Her story had all the makings of a modern medical nightmare. Not for one, not for two, but for twelve long years this woman had suffered from a hemorrhage. You don’t have to be a female to imagine how this condition would have defined her everyday existence, especially in a first century Jewish culture where such bleeding would have rendered her perpetually unclean. She had tried doctors. And what did they do? We’re told she “suffered much” from many of them (Mark 5:26). I don’t even want to know what that means. Use your imagination. And just like today, it’s not as if doctors collect a fee only if they cure you.

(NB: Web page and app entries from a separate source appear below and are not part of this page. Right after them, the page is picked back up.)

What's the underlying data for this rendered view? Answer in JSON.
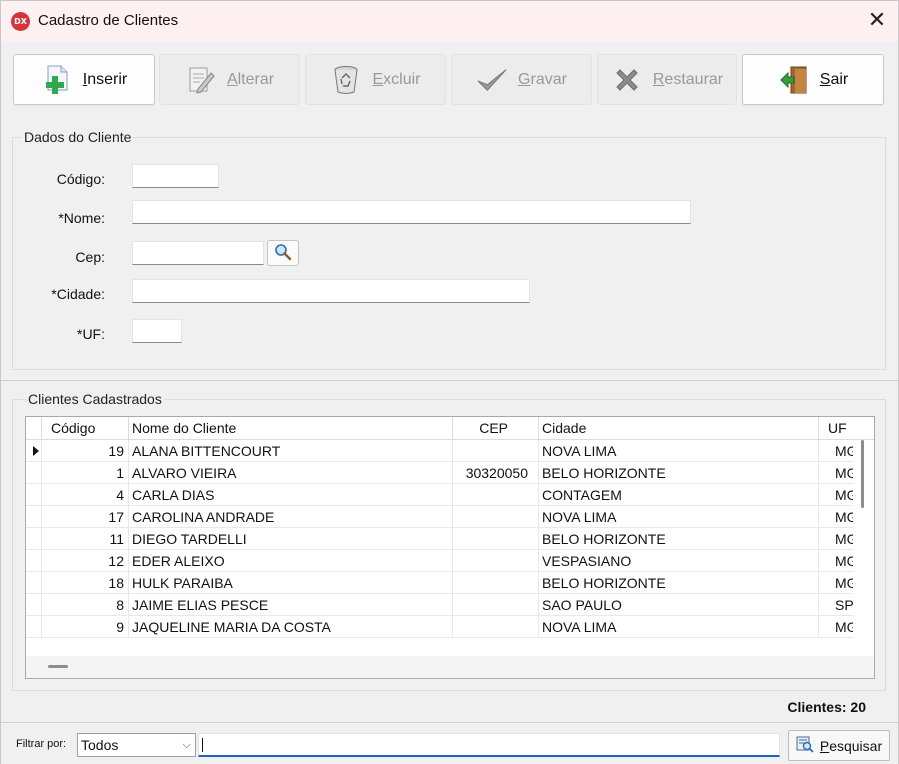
{
  "window": {
    "icon_text": "DX",
    "title": "Cadastro de Clientes",
    "close_glyph": "✕"
  },
  "toolbar": {
    "buttons": [
      {
        "label": "Inserir",
        "enabled": true,
        "icon": "add-document-icon"
      },
      {
        "label": "Alterar",
        "enabled": false,
        "icon": "edit-document-icon"
      },
      {
        "label": "Excluir",
        "enabled": false,
        "icon": "recycle-bin-icon"
      },
      {
        "label": "Gravar",
        "enabled": false,
        "icon": "checkmark-icon"
      },
      {
        "label": "Restaurar",
        "enabled": false,
        "icon": "x-cancel-icon"
      },
      {
        "label": "Sair",
        "enabled": true,
        "icon": "exit-door-icon"
      }
    ]
  },
  "dados": {
    "title": "Dados do Cliente",
    "codigo_label": "Código:",
    "nome_label": "*Nome:",
    "cep_label": "Cep:",
    "cidade_label": "*Cidade:",
    "uf_label": "*UF:",
    "codigo_value": "",
    "nome_value": "",
    "cep_value": "",
    "cidade_value": "",
    "uf_value": ""
  },
  "lista": {
    "title": "Clientes Cadastrados",
    "columns": [
      "Código",
      "Nome do Cliente",
      "CEP",
      "Cidade",
      "UF"
    ],
    "rows": [
      {
        "codigo": "19",
        "nome": "ALANA BITTENCOURT",
        "cep": "",
        "cidade": "NOVA LIMA",
        "uf": "MG",
        "current": true
      },
      {
        "codigo": "1",
        "nome": "ALVARO VIEIRA",
        "cep": "30320050",
        "cidade": "BELO HORIZONTE",
        "uf": "MG",
        "current": false
      },
      {
        "codigo": "4",
        "nome": "CARLA DIAS",
        "cep": "",
        "cidade": "CONTAGEM",
        "uf": "MG",
        "current": false
      },
      {
        "codigo": "17",
        "nome": "CAROLINA ANDRADE",
        "cep": "",
        "cidade": "NOVA LIMA",
        "uf": "MG",
        "current": false
      },
      {
        "codigo": "11",
        "nome": "DIEGO TARDELLI",
        "cep": "",
        "cidade": "BELO HORIZONTE",
        "uf": "MG",
        "current": false
      },
      {
        "codigo": "12",
        "nome": "EDER ALEIXO",
        "cep": "",
        "cidade": "VESPASIANO",
        "uf": "MG",
        "current": false
      },
      {
        "codigo": "18",
        "nome": "HULK PARAIBA",
        "cep": "",
        "cidade": "BELO HORIZONTE",
        "uf": "MG",
        "current": false
      },
      {
        "codigo": "8",
        "nome": "JAIME ELIAS PESCE",
        "cep": "",
        "cidade": "SAO PAULO",
        "uf": "SP",
        "current": false
      },
      {
        "codigo": "9",
        "nome": "JAQUELINE MARIA DA COSTA",
        "cep": "",
        "cidade": "NOVA LIMA",
        "uf": "MG",
        "current": false
      }
    ],
    "count_text": "Clientes: 20"
  },
  "filter": {
    "label": "Filtrar por:",
    "selected": "Todos",
    "value": "",
    "button_label": "Pesquisar"
  },
  "colors": {
    "title_bar": "#fff0f2",
    "icon_badge": "#d6343c",
    "accent_underline": "#1e63c3",
    "add_icon": "#2fa84f",
    "exit_icon": "#3a9a3a"
  }
}
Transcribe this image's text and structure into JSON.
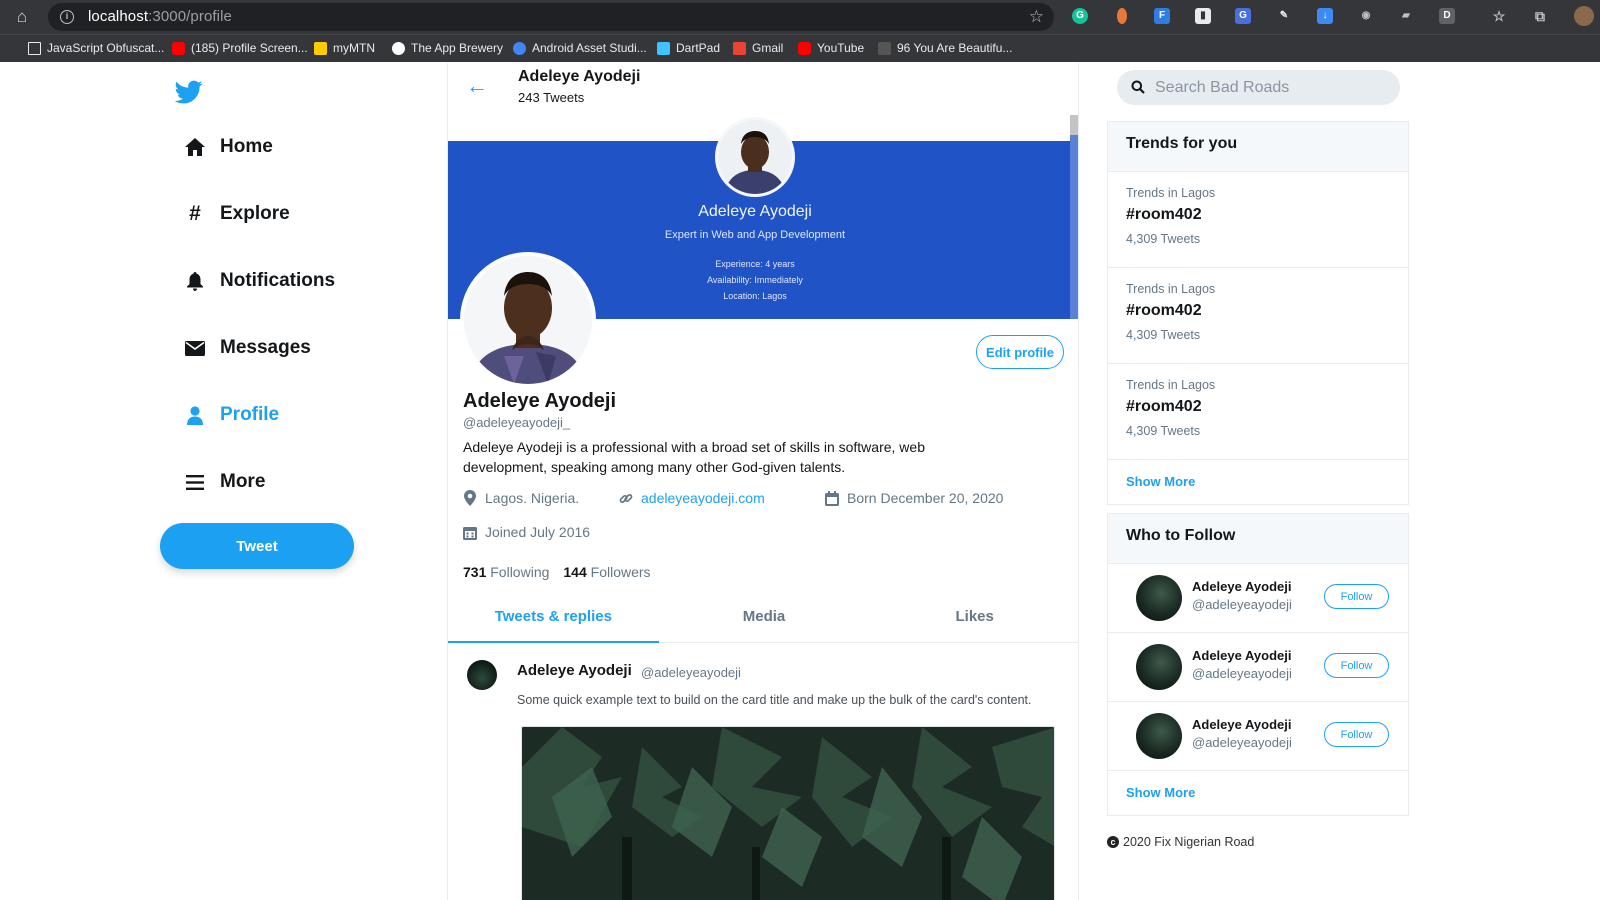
{
  "browser": {
    "url_host": "localhost",
    "url_path": ":3000/profile",
    "bookmarks": [
      {
        "label": "JavaScript Obfuscat...",
        "color": "#e8eaed"
      },
      {
        "label": "(185) Profile Screen...",
        "color": "#ff0000"
      },
      {
        "label": "myMTN",
        "color": "#ffcc00"
      },
      {
        "label": "The App Brewery",
        "color": "#ffffff"
      },
      {
        "label": "Android Asset Studi...",
        "color": "#4285f4"
      },
      {
        "label": "DartPad",
        "color": "#40c4ff"
      },
      {
        "label": "Gmail",
        "color": "#ea4335"
      },
      {
        "label": "YouTube",
        "color": "#ff0000"
      },
      {
        "label": "96 You Are Beautifu...",
        "color": "#888888"
      }
    ]
  },
  "nav": {
    "items": [
      {
        "label": "Home",
        "icon": "home-icon"
      },
      {
        "label": "Explore",
        "icon": "hashtag-icon"
      },
      {
        "label": "Notifications",
        "icon": "bell-icon"
      },
      {
        "label": "Messages",
        "icon": "envelope-icon"
      },
      {
        "label": "Profile",
        "icon": "user-icon",
        "active": true
      },
      {
        "label": "More",
        "icon": "menu-icon"
      }
    ],
    "tweet_button": "Tweet",
    "accent": "#1da1f2"
  },
  "header": {
    "name": "Adeleye Ayodeji",
    "tweet_count": "243 Tweets"
  },
  "banner": {
    "name": "Adeleye Ayodeji",
    "subtitle": "Expert in Web and App Development",
    "experience": "Experience: 4 years",
    "availability": "Availability: Immediately",
    "location": "Location: Lagos",
    "color": "#1f53c6"
  },
  "profile": {
    "name": "Adeleye Ayodeji",
    "handle": "@adeleyeayodeji_",
    "bio": "Adeleye Ayodeji is a professional with a broad set of skills in software, web development, speaking among many other God-given talents.",
    "location": "Lagos. Nigeria.",
    "website": "adeleyeayodeji.com",
    "birthday": "Born December 20, 2020",
    "joined": "Joined July 2016",
    "following_count": "731",
    "following_label": "Following",
    "followers_count": "144",
    "followers_label": "Followers",
    "edit_button": "Edit profile"
  },
  "tabs": [
    {
      "label": "Tweets & replies",
      "active": true
    },
    {
      "label": "Media"
    },
    {
      "label": "Likes"
    }
  ],
  "tweet": {
    "name": "Adeleye Ayodeji",
    "handle": "@adeleyeayodeji",
    "text": "Some quick example text to build on the card title and make up the bulk of the card's content."
  },
  "search": {
    "placeholder": "Search Bad Roads"
  },
  "trends": {
    "title": "Trends for you",
    "items": [
      {
        "location": "Trends in Lagos",
        "tag": "#room402",
        "count": "4,309 Tweets"
      },
      {
        "location": "Trends in Lagos",
        "tag": "#room402",
        "count": "4,309 Tweets"
      },
      {
        "location": "Trends in Lagos",
        "tag": "#room402",
        "count": "4,309 Tweets"
      }
    ],
    "show_more": "Show More"
  },
  "who_to_follow": {
    "title": "Who to Follow",
    "items": [
      {
        "name": "Adeleye Ayodeji",
        "handle": "@adeleyeayodeji",
        "button": "Follow"
      },
      {
        "name": "Adeleye Ayodeji",
        "handle": "@adeleyeayodeji",
        "button": "Follow"
      },
      {
        "name": "Adeleye Ayodeji",
        "handle": "@adeleyeayodeji",
        "button": "Follow"
      }
    ],
    "show_more": "Show More"
  },
  "footer": {
    "text": "2020 Fix Nigerian Road"
  }
}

No, you get charged an arm and a leg even if you stay sick, even if you die. So with her, she “had spent all that she had, and was no better but rather grew worse.” Finally, having exhausted every other option, she crafted this outrageous plan that bordered on sacrilege. Imagine if a prostitute, her body teeming with STDs, snuck into your church one Sunday morning through a back door, crawled in her miniskirt unseen behind the altar, reached up, dipped her finger in the chalice, and touched that sacred wine to her lips. And imagine if, at that very moment, she was discovered and stood, in all her unclean glory, before the pastor and congregation. That scenario, as shocking as it would be to us, is not as audacious as our friend’s plan was. This woman, who wouldn’t have even been allowed in the courts of God’s temple because she was ritually unclean, snuck up behind Jesus in a mass of people, and touched the hem of his garment. An unclean woman touched the holy, holy, holy God. If she’d made a wild dash into the temple’s inner sanctum, she wouldn’t have been closer to Yahweh than when she got her hands on Jesus.
What is even more astonishing is what happened next. I’m not talking about the fact that her hemorrhaging stopped. I’m not talking about the fact that Jesus felt power going out of him. No, the most astonishing part of this story is the Son of God’s response. He says, “Who touched me?” And when she comes forward, fearing and trembling, and tells him the whole truth, he says, “Daughter, your faith has saved you; go in peace, and be healed of your disease,” (5:34). He utters not one word of rebuke. He doesn’t go all fire-and-brimstone on her for daring to put her unholy hands on him. In other words, Jesus does what he always seems to be doing: he welcomes the outcast, embraces the pariah, and gladly and willingly pours into her his holy and healing love. What to others might seem sacrilege, to Jesus is just one more opportunity to exhibit his scandalous, transformative, sanctifying grace.
We can add this woman to the long list of others rejected by many but whom Jesus welcomed with open arms. The hated, traitorous tax collectors. The “sinful” women who sold sex to put food on the table. The woman nabbed in the act of adultery. Those with horrific skin diseases. The Gentiles. Indeed, Jesus says that he did “not come to call the righteous but sinners to repentance,” (Luke 6:32). He invites the “weary and heavy laden” to come to him for rest (Matthew 11:28). He doesn’t travel around Israel looking for the right kind of people to believe. If anything, he seems to be calling to himself the wrong kind of people. Gathered around him are people with enough skeletons in their closet to stock a cemetery. They flock to him because they see in him what they never dared dream before: a God who has no qualms about sitting down in the gutter with you, a Savior who’s happy to have a prostitute weep on his feet and dry them with her hair, a Friend who’ll share a meal with the most infamous folks in the community.
The church that Jesus founded is where he’s still doling out this scandalous grace to everyone. There is no list on the front door that spells out the requirements for entrance. All are welcome: addicts, ex-cons, prostitutes and pimps; lawyers and politicians; the homeless and mentally ill; runaways and castaways; the LGBT community and the haters of gays. Amazingly, in his church Jesus even welcomes sinful heterosexuals, happily married couples, and—believe it or not—even religious leaders.
Jesus preaches the same message to all of them: repent and believe the Gospel. Leave behind a life that is a lie, the life in which you pretend you can be your own god, establish your own truths, earn your own way to heaven. You’re lost. You’re unclean. There is no hope for you inside of you. But there is abundance of hope in someone else. There is cleansing and forgiveness and peace and wholeness in the one who bleeds and dies for you. He will turn no one away. How could he? He died for them, one and all. His grace heals all wounds. His love welcomes all sinners.
What we need in our fragmented world, full of hurting people, is the love of Jesus Christ, who welcomes home sinners with a grace that knows no bounds. My book Christ Alone: Meditations and Sermons, is packed with reflections that go that extra mile of grace. Again and again, they present the Christ who is crucified and risen for you. Please take a moment to check it out here. You may also be interested in my collections of hymns and poetry entitled, The Infant Priest, which you can purchase here. Both books are also available on Amazon, as is my booklet Why Lutherans Sing What They Sing (also on Kindle). Thank you for your prayers and support!